Oftentimes, this happens when Green gets out on the break. Transition opportunities account for 14.5 percent of plays involving Green, and he's averaging 1.12 points per play and shooting 55.3 percent. He's managed to get to the line 23.2 percent of the time during those plays, which is considerably higher than any of his other type of plays.
Below is a look at how Green creates some of his offense, courtesy of MySynergySports.com. Click to enlarge.
Defensively, Jeff has gotten stronger as the season has progressed. A year away from a system like the one Boston employs, combined with the addition of a number of new bodies, somewhat explains Green's (and other Boston players) struggles on defense. As he's gotten more comfortable, more in shape and more secure in the role Boston wants him to play he has excelled.
His past two months have seen impressive defensive strides. He's helping better, for one, and is challenging just about anything he can. His rotations have gotten better as well, and it's obvious Avery Bradley's return helped Green (and the rest of Boston) defensively. The defense he played on LeBron James on January 27th is an encouraging example of what Green is capable of with his skill set. Now he has to find ways to do that on a more consistent basis.
According to MySynergySports, Green's best defense has come off screens, defending spot-up chances and in isolation. With the matchups he usually is faced with, it would make sense that he's considerably better defending off screens (though these plays don't occur nearly as frequent as isolation or spot-up chances). His length and ability to fight through picks have played a major role in his ability to alter shots.
All in all, though many want to criticize Jeff because of the large amount of money he's being paid, he hasn't been overly terrible. Could he be better? Absolutely. Do the Celtics likely wish he were better? Probably. But he's growing and improving as the season goes on, and if we're honest, that's all we can really ask for, right?
He's coming off of a major heart operation and a long recovery. It's incredible, really, to think that he's back on the court and playing after the severity of his surgery and the struggles he encountered during his recovery. Let that add some perspective the next time you watch him play.
There's so much more to be said about Green's game and his season so far.
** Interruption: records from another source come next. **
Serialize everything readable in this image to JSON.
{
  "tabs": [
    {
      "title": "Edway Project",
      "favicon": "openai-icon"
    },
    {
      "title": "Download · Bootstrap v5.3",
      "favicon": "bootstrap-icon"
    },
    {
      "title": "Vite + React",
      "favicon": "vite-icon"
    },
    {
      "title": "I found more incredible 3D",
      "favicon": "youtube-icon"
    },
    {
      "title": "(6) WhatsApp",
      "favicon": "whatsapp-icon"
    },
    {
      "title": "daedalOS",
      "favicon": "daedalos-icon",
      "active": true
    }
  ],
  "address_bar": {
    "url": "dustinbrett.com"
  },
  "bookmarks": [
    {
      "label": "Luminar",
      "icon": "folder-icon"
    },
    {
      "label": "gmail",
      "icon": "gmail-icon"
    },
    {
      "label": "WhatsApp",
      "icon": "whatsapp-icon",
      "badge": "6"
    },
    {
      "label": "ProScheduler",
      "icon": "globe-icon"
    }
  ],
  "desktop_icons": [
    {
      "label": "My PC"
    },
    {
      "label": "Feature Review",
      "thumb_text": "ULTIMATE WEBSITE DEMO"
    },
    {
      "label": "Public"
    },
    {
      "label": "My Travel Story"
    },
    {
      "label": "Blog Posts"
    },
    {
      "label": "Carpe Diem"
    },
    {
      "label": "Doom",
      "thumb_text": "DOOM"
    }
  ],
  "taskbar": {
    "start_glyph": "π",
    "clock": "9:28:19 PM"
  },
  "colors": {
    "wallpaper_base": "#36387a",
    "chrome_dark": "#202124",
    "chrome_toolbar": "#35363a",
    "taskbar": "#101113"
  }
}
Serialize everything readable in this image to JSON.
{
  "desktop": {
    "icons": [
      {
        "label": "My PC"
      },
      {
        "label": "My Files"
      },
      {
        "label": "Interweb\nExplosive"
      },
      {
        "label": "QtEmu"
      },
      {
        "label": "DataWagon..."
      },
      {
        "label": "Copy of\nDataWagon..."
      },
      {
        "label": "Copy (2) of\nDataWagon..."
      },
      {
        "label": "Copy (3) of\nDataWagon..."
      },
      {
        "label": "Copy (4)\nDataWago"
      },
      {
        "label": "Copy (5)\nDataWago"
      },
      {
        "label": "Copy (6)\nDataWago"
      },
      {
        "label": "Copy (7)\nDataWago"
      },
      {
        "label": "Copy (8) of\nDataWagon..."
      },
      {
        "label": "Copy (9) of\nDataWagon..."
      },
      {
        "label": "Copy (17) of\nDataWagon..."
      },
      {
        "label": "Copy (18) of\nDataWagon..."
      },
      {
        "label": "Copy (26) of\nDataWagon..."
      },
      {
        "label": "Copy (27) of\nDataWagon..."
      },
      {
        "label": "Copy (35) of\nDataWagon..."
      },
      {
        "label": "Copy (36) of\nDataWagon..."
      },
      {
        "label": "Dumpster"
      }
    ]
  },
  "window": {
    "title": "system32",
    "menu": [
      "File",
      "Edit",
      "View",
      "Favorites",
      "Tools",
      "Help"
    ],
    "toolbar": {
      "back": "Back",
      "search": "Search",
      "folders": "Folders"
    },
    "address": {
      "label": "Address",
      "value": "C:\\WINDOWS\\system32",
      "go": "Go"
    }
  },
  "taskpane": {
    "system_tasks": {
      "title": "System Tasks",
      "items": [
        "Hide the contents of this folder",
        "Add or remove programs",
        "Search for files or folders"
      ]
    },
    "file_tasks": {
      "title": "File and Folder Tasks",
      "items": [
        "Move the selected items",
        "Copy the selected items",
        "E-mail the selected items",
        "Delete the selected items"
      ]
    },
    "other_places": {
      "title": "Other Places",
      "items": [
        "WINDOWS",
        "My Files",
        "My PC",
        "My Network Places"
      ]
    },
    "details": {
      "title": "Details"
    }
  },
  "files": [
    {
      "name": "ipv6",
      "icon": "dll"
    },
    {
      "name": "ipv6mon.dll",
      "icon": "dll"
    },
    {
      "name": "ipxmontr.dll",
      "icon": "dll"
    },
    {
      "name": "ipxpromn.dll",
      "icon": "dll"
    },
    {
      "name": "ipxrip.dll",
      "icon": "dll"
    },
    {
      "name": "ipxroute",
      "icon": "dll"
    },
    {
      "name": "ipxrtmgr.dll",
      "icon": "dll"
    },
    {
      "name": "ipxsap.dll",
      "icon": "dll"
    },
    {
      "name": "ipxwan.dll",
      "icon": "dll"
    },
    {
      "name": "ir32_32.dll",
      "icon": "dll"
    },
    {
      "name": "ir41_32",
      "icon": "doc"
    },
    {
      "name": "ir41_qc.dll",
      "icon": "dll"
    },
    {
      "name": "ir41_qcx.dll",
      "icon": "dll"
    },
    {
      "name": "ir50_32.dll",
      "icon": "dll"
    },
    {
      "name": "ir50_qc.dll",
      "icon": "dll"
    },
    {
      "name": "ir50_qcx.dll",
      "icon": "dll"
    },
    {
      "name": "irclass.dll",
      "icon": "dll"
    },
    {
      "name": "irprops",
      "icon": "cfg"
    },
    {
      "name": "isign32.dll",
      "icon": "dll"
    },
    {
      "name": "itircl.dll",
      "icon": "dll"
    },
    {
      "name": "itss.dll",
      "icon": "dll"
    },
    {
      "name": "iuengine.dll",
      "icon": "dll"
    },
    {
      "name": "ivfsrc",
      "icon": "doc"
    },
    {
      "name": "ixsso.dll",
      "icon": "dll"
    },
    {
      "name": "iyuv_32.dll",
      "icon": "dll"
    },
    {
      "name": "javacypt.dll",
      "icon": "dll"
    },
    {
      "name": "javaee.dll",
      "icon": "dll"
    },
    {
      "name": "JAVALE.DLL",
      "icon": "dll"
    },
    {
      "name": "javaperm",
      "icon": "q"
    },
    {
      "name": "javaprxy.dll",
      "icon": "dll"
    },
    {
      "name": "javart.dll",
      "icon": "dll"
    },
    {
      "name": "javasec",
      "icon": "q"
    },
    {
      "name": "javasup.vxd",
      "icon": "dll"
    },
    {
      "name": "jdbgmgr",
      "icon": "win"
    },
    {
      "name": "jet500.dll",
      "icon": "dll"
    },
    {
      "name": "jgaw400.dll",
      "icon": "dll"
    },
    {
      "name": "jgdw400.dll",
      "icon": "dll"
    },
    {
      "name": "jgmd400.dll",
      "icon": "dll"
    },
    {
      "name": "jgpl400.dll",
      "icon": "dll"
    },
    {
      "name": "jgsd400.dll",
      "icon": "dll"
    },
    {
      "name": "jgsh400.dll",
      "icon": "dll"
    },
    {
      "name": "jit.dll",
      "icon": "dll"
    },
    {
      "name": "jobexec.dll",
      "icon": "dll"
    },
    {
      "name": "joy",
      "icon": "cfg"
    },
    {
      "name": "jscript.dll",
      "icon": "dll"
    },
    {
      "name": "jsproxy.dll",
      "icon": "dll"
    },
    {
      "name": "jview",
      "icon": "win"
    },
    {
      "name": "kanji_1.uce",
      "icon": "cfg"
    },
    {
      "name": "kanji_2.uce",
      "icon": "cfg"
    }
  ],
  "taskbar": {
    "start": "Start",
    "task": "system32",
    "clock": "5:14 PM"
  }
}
It hasn't been perfect by any stretch of the imagination, and he would probably be the first to tell you that. But it hasn't been awful, either, and that alone is something to be encouraged by.